Food Agriculture and Nutrition Clubs (FAN)

Once the CHC has completed Stage 1. Training in Health promotion, Water and Sanitation and if funds permit, Africa AHEAD moves onto Stage 2 of the AHEAD Approach:  Food Agriculture and Nutrition.

CHC members who have received their certificate for completing all 20 health promotion session, qualify  to join a ‘FAN Club’ (Food Agriculture and Nutrition) as part of a community nutrition garden. The programme provides much needed fencing to start the garden off, to protect vegetables being eaten by  livestock. Each member is   each allocated around 5 vegetable beds for their own family, which they must tend themselves. They are given seeds and start up equipment.

Good Nutrition through a balance diet

Africa AHEAD provides training to ensure good nutrition to prevent stunting, malnutrition and Kwashikor:

Key messages for good nutrition

  1. Eat before going to school and in the evening
  2. How to feed a baby when weaning
  3. How to prepare a balanced meal
  4. Understanding the danger of junk food
  5. Production of fruit and vegetables at home
  6. Prevent Stunting of children by monitoring growth

Standard Activities undertaken by Food Agriculture and Nutrition Clubs

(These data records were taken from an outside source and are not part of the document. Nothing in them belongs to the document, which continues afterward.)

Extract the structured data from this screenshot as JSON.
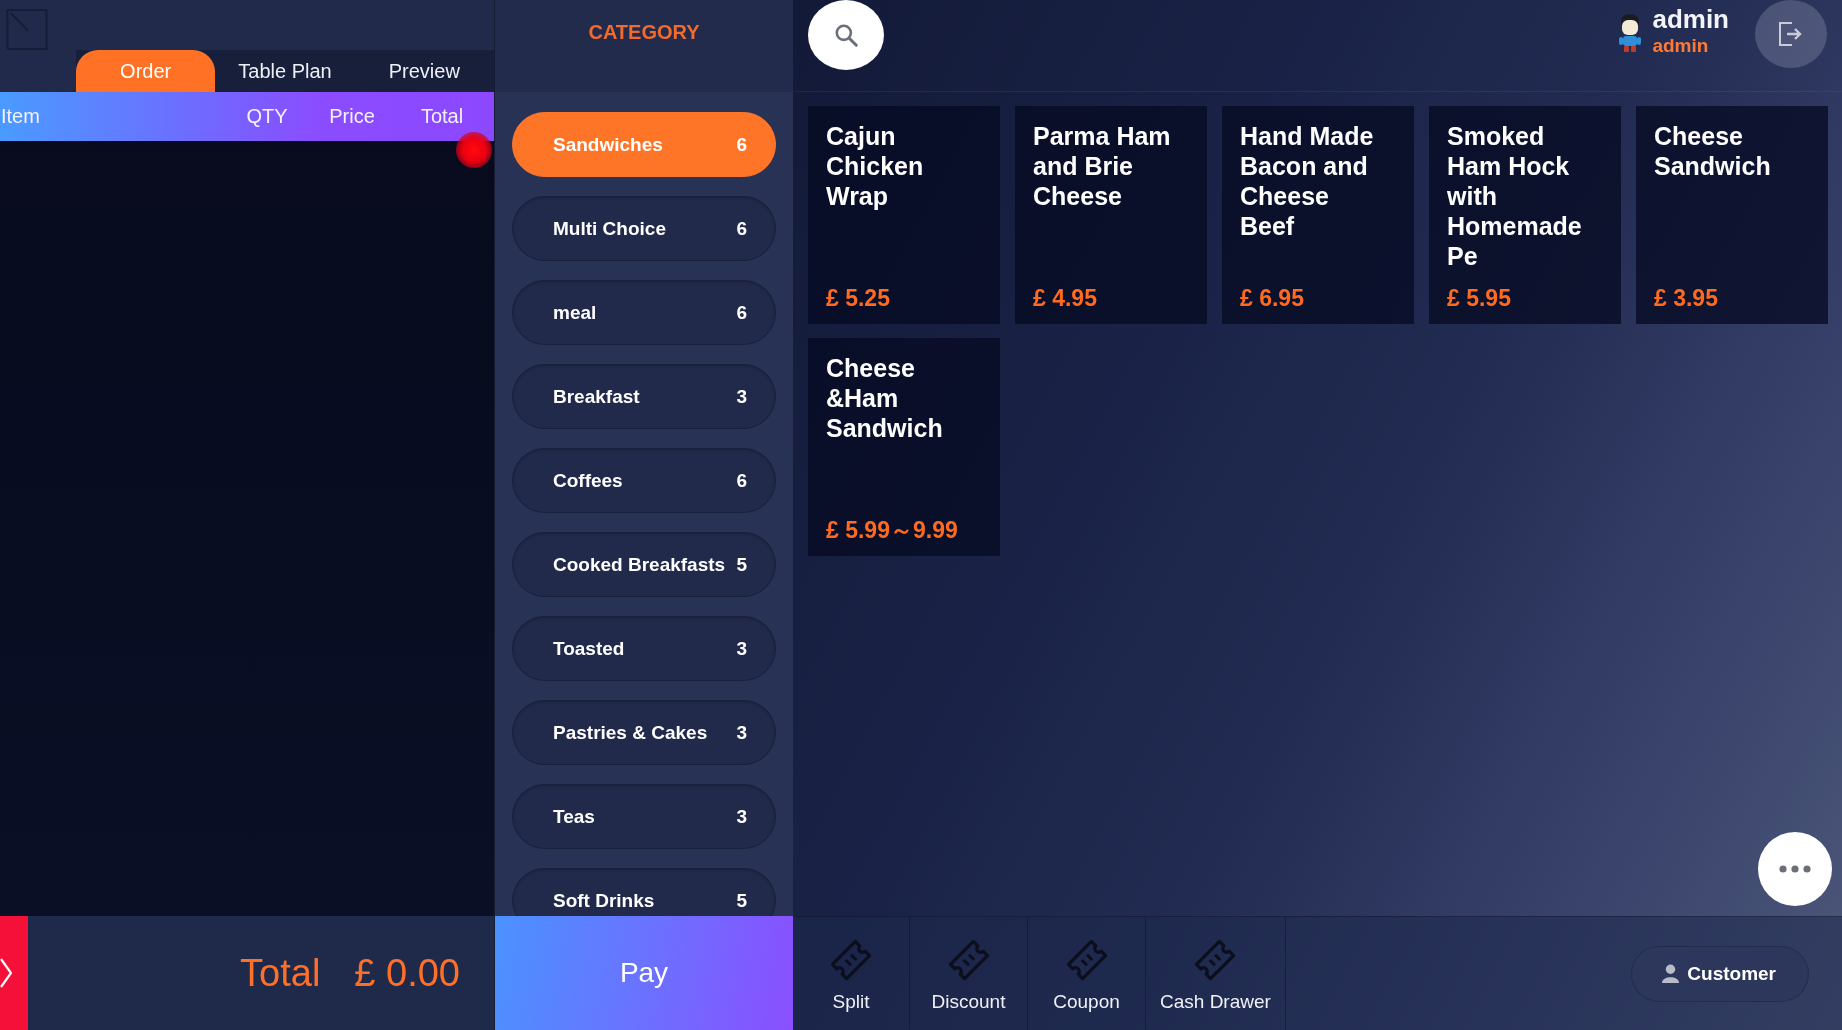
{
  "toolbar": {
    "tabs": [
      {
        "label": "Order",
        "selected": true
      },
      {
        "label": "Table Plan",
        "selected": false
      },
      {
        "label": "Preview",
        "selected": false
      }
    ]
  },
  "order_table": {
    "columns": [
      "Item",
      "QTY",
      "Price",
      "Total"
    ]
  },
  "order_footer": {
    "total_label": "Total",
    "total_value": "£ 0.00"
  },
  "category": {
    "title": "CATEGORY",
    "items": [
      {
        "name": "Sandwiches",
        "count": "6",
        "selected": true
      },
      {
        "name": "Multi Choice",
        "count": "6",
        "selected": false
      },
      {
        "name": "meal",
        "count": "6",
        "selected": false
      },
      {
        "name": "Breakfast",
        "count": "3",
        "selected": false
      },
      {
        "name": "Coffees",
        "count": "6",
        "selected": false
      },
      {
        "name": "Cooked Breakfasts",
        "count": "5",
        "selected": false
      },
      {
        "name": "Toasted",
        "count": "3",
        "selected": false
      },
      {
        "name": "Pastries & Cakes",
        "count": "3",
        "selected": false
      },
      {
        "name": "Teas",
        "count": "3",
        "selected": false
      },
      {
        "name": "Soft Drinks",
        "count": "5",
        "selected": false
      }
    ]
  },
  "pay_button": "Pay",
  "user": {
    "name": "admin",
    "role": "admin"
  },
  "products": [
    {
      "name": "Cajun Chicken Wrap",
      "price": "£ 5.25"
    },
    {
      "name": "Parma Ham and Brie Cheese",
      "price": "£ 4.95"
    },
    {
      "name": "Hand Made Bacon and Cheese Beef",
      "price": "£ 6.95"
    },
    {
      "name": "Smoked Ham Hock with Homemade Pe",
      "price": "£ 5.95"
    },
    {
      "name": "Cheese Sandwich",
      "price": "£ 3.95"
    },
    {
      "name": "Cheese &Ham Sandwich",
      "price": "£ 5.99～9.99"
    }
  ],
  "actions": [
    "Split",
    "Discount",
    "Coupon",
    "Cash Drawer"
  ],
  "customer_button": "Customer"
}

A group of around 50-100 members are give a large communal plot (usually 1-2 hectares) by the village head near a communal water point.The members clear the plot and prepare the ground. Each CHC member is allocated 5 beds to grow vegetables.

Care for the Vulnerable:

A communal Nutrition garden is  a resource for the whole community, revamping a positive cultural practice that was common in the old days – the chief’s plot whereby the able bodied contributed their efforts to supply extra vegetables  for the vulnerable people of the community i.e widows / orphans, or elderly, disabled or infirm.

Live Fencing:

Traditional euphorbia hedging is grown to protect gardens from livestock.

Medicinal Herbs:

Africa AHEAD has developed Training material and can offer training on 30 basic herbs with practice on preparation of remedies and their individual uses. This is particularly useful for HIV/AIDS programmes where it is a practical way to relieve the stress of untreated symptoms.



Every health club member is expected to grow a range of vegetables  and to plant fruit trees to ensure production of food throughout the year so they can maintain a balanced diet. They are trained in organic growing methods, such as inter-cropping to maintain the nitrogen in the soil, and fertility trenching with compost to ensure high productivity.

Sustainable Livelihoods:

Women in FAN clubs in Zimbabwe have kept their families going in times of extreme economic collapse due to food growing within the CHC. One women reported she had even managed to building onto her home from the sale of tomatoes in a time of rampant inflation.

Sale of surplice produce enables women to provide for their families as well as ensure that they have a balanced diet. This also enables circulation of currency within the village. It enables women to support more of their children to attend school, so a foreseen consequence maybe more girl children at school.

Balanced Diet and Weaning:

Practical training focuses on how to provide a balanced diet as well as safe weaning practice. Women bring all the types of food they have a home and sort them into the food groups. Then a general discussion on recipes and how to diversify the food types so that there is good family nutrition.

Preservation of  Food:

We also train women to dry fruit and vegetables so that their families have a balanced diet all the year round from their own produce. We also have encouraged hygienic drying of fish and meat for protein with appropriate technologies which can be easily made at village level.

Self sufficient and Resilient one year after Cyclone ravaged their land

Recently (2020) a FAN club in Chipinge which had been assisted by Africa AHEAD to start a CHC and then a FAN club after Cyclone Idai had destroyed their livelihood recorded this home video of their nutrition garden and sent it to us to share with the general public.  They present a role play  to explain how they made their garden so sucesssful using organic growing methods. This is taken four months after the AA staff have left and demonstrates how they havetaken ownership of this project.